**Problem statement**
I'd like every line in the following listing that holds "Boolean" copied.

· · · ·

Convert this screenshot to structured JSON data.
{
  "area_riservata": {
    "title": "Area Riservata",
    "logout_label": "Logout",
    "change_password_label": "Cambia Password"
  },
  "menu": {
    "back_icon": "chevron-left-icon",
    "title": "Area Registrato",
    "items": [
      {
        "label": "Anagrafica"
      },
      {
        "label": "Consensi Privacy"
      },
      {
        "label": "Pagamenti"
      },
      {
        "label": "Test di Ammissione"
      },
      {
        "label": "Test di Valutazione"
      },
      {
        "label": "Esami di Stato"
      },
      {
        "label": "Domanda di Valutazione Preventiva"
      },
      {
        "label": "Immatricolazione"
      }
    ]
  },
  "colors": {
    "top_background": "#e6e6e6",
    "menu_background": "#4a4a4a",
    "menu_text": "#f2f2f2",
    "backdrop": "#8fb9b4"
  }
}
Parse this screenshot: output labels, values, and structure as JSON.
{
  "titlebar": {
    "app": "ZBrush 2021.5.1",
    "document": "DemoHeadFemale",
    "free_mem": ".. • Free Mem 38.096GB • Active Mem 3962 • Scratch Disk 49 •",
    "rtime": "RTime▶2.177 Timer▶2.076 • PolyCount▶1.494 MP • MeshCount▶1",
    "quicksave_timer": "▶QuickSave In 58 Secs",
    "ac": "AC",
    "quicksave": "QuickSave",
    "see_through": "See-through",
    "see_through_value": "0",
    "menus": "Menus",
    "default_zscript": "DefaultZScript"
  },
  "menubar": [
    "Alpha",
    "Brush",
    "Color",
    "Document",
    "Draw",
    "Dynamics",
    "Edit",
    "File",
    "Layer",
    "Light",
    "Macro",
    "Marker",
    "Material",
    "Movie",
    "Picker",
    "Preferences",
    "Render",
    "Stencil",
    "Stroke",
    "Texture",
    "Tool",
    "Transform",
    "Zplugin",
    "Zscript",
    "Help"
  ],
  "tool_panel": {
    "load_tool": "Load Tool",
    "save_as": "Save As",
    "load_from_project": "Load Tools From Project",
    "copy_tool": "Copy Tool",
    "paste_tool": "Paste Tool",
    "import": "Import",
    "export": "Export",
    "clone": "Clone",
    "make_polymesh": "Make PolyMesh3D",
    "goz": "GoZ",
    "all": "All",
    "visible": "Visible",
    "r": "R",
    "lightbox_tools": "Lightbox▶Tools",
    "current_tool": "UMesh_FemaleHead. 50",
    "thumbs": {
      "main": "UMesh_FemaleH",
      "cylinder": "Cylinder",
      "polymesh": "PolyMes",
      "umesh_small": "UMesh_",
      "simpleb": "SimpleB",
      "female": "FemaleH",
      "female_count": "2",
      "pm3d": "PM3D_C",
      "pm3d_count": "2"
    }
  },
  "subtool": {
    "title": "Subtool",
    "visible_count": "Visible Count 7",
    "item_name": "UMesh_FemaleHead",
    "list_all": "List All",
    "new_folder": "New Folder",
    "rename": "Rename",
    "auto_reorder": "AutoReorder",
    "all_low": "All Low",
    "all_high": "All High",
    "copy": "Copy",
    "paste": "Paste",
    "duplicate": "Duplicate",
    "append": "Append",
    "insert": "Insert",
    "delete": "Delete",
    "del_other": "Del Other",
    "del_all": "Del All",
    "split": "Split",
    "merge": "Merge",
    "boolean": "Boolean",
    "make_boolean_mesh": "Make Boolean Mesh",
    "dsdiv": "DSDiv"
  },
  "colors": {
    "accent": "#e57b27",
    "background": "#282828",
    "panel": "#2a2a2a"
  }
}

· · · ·

**Final answer**
    "boolean": "Boolean",
    "make_boolean_mesh": "Make Boolean Mesh",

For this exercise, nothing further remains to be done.